NASA’s Goddard Space Flight Center in Greenbelt, Maryland, manages the Swift mission in collaboration with Penn State University, the Los Alamos National Laboratory in New Mexico, and Orbital Sciences Corp. in Dulles, Virginia. Other partners include the University of Leicester and Mullard Space Science Laboratory in the United Kingdom, Brera Observatory, and the Italian Space Agency in Italy, with additional collaborators in Germany and Japan.

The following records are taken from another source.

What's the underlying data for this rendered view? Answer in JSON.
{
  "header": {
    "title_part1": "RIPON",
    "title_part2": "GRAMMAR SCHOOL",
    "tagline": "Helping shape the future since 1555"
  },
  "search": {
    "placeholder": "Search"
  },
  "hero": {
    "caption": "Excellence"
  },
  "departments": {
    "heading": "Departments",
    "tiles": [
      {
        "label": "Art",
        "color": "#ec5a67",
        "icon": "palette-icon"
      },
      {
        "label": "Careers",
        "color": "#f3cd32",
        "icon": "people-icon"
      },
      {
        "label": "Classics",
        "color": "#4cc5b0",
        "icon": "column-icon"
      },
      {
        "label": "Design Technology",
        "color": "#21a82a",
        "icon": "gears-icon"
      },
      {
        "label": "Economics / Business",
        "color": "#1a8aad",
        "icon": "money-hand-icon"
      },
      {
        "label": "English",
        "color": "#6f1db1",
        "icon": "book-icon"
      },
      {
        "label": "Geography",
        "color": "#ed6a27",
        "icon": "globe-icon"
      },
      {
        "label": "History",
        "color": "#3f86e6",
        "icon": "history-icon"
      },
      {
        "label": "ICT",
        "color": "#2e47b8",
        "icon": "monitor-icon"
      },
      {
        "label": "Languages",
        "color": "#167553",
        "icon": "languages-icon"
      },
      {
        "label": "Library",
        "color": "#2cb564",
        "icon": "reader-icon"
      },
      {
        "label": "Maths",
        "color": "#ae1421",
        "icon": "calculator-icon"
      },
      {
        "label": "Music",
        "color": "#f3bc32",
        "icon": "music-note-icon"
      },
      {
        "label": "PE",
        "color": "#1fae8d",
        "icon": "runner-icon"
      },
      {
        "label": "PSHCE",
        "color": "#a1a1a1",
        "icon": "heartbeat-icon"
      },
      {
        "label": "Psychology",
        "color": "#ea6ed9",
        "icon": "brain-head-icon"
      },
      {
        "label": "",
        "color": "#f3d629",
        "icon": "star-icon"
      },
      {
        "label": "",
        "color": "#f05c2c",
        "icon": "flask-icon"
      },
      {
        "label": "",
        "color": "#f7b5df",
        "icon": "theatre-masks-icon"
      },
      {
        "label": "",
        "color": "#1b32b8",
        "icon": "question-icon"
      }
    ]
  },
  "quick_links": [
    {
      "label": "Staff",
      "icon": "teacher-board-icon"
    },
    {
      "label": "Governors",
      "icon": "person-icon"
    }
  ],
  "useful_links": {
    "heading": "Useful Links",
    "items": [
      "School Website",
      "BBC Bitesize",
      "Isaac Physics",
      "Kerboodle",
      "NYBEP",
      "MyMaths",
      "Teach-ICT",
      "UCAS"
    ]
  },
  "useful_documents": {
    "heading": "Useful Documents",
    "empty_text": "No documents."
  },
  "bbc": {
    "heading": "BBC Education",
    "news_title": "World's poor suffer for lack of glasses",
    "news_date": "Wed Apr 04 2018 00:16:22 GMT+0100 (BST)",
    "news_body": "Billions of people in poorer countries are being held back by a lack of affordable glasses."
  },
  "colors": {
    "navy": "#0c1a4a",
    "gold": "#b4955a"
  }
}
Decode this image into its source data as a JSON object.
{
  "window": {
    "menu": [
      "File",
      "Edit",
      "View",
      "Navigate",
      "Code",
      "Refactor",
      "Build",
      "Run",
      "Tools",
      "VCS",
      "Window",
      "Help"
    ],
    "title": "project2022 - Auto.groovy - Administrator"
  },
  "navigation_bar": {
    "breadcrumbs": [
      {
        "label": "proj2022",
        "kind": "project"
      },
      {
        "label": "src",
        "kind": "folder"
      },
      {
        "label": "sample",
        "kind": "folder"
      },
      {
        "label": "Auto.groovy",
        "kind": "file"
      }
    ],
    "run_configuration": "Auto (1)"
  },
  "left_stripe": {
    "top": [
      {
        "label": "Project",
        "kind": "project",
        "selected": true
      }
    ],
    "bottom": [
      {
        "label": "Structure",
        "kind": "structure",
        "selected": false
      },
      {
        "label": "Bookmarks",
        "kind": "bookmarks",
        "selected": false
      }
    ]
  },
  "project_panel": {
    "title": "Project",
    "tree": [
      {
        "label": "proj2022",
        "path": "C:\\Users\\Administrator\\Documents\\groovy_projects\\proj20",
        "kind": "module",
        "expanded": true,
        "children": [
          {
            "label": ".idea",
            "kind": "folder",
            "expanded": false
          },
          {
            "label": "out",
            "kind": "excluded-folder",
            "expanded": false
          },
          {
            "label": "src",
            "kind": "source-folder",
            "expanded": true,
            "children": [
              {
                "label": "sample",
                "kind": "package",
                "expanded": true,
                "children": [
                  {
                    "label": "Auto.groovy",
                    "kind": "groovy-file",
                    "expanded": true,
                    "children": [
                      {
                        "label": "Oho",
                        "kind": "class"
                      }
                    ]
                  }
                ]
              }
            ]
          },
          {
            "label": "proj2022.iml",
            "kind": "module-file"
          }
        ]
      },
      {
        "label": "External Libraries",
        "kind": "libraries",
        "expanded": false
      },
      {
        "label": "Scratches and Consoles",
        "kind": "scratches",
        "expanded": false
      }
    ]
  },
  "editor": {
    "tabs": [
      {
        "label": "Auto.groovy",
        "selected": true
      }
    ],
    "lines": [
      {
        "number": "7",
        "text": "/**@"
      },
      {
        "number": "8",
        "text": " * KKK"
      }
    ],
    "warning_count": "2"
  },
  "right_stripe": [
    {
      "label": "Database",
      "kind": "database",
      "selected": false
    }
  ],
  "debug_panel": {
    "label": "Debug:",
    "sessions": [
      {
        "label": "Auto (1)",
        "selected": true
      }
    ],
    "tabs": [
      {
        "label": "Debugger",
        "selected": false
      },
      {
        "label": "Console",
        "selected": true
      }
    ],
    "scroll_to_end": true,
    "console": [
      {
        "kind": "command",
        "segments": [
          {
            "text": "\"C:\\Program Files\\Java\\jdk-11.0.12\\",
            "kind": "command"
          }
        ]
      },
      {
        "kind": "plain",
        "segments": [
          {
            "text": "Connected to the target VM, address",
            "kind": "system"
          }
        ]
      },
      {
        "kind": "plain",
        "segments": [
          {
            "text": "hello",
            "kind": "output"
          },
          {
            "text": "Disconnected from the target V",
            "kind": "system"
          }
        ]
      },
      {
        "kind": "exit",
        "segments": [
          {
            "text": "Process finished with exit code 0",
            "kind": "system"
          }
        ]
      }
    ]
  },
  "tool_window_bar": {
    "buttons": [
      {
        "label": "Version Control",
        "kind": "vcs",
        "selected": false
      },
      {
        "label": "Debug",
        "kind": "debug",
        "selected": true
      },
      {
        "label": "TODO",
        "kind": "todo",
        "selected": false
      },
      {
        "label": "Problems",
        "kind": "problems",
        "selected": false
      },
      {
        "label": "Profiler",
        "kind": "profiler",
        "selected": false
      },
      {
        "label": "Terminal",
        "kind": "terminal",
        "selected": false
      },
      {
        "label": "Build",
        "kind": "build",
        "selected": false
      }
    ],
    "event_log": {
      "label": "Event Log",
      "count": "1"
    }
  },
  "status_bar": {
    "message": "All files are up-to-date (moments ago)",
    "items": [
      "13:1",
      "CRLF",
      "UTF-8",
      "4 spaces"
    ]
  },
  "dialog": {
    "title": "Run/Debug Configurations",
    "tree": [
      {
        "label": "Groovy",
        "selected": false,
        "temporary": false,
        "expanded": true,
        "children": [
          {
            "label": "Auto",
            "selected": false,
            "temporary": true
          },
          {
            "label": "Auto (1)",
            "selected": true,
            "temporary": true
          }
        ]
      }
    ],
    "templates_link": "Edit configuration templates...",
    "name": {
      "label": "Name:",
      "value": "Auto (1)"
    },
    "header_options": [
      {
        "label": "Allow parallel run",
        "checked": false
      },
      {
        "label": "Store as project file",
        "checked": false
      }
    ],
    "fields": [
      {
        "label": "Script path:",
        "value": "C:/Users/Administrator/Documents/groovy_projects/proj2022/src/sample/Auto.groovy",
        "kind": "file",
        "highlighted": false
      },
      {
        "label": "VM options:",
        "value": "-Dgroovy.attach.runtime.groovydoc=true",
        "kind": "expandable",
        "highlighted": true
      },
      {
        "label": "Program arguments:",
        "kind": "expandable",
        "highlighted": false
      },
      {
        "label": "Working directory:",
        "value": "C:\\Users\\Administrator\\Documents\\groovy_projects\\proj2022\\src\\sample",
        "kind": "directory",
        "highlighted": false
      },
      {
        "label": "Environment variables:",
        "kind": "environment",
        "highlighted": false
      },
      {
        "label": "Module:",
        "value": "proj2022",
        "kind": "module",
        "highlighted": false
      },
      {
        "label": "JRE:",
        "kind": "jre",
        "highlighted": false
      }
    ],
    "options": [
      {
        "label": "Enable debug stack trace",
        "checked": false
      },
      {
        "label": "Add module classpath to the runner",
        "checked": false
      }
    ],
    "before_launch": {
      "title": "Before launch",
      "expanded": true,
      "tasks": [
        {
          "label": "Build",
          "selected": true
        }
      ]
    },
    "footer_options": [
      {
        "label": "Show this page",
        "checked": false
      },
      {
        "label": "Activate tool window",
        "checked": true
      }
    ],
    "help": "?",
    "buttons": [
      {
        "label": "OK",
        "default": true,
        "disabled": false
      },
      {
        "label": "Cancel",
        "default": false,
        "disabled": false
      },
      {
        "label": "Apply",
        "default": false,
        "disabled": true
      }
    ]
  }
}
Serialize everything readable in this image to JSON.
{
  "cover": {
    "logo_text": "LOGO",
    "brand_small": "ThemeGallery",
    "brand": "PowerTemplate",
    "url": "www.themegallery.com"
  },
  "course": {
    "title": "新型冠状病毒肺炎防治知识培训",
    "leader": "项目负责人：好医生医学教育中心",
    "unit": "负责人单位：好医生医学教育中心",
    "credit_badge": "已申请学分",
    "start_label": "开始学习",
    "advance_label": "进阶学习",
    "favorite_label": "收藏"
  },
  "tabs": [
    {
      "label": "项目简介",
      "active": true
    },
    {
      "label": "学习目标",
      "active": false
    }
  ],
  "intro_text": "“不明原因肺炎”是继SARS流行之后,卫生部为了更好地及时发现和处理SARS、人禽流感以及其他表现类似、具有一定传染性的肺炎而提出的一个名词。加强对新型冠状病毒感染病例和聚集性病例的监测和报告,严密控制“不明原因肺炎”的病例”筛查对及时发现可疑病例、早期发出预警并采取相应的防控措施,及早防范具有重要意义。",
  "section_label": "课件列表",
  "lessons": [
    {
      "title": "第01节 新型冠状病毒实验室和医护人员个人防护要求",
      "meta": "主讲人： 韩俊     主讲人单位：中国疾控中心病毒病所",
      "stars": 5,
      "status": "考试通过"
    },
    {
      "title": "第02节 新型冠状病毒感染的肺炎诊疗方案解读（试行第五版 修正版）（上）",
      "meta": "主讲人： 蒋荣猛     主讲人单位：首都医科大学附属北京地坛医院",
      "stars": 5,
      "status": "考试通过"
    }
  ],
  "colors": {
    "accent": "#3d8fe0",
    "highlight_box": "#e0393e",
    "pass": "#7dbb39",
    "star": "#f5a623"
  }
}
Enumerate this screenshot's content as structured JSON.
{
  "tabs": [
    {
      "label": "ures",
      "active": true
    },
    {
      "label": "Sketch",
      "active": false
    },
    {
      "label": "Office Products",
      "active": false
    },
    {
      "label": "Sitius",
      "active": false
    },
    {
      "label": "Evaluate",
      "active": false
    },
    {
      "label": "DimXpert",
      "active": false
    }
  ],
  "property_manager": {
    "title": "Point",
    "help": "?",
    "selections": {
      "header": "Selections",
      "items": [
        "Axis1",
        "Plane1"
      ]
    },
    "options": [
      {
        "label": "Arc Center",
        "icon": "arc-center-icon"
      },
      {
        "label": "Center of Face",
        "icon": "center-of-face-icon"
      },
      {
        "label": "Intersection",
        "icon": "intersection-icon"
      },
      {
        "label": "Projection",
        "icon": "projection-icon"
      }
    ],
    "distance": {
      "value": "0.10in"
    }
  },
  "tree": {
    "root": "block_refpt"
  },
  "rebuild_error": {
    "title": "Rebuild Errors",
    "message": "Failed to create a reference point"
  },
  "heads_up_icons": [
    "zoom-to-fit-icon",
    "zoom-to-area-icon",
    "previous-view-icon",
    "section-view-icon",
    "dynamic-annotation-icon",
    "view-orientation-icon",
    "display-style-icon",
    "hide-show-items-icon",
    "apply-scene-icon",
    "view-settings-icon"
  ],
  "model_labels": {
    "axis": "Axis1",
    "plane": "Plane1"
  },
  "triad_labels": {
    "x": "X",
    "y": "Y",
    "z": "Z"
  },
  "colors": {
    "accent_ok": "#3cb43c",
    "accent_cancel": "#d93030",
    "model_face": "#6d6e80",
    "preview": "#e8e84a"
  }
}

NASA’s Jet Propulsion Laboratory in Pasadena, California, manages the Spitzer Space Telescope mission for NASA’s Science Mission Directorate in Washington. Science operations take place at the Spitzer Science Center at Caltech in Pasadena. Spacecraft operations are based at Lockheed Martin Space Systems in Littleton, Colorado. Data are archived at the Infrared Science Archive housed at the Infrared Processing and Analysis Center at Caltech. Caltech manages JPL for NASA.

Source: University of Arizona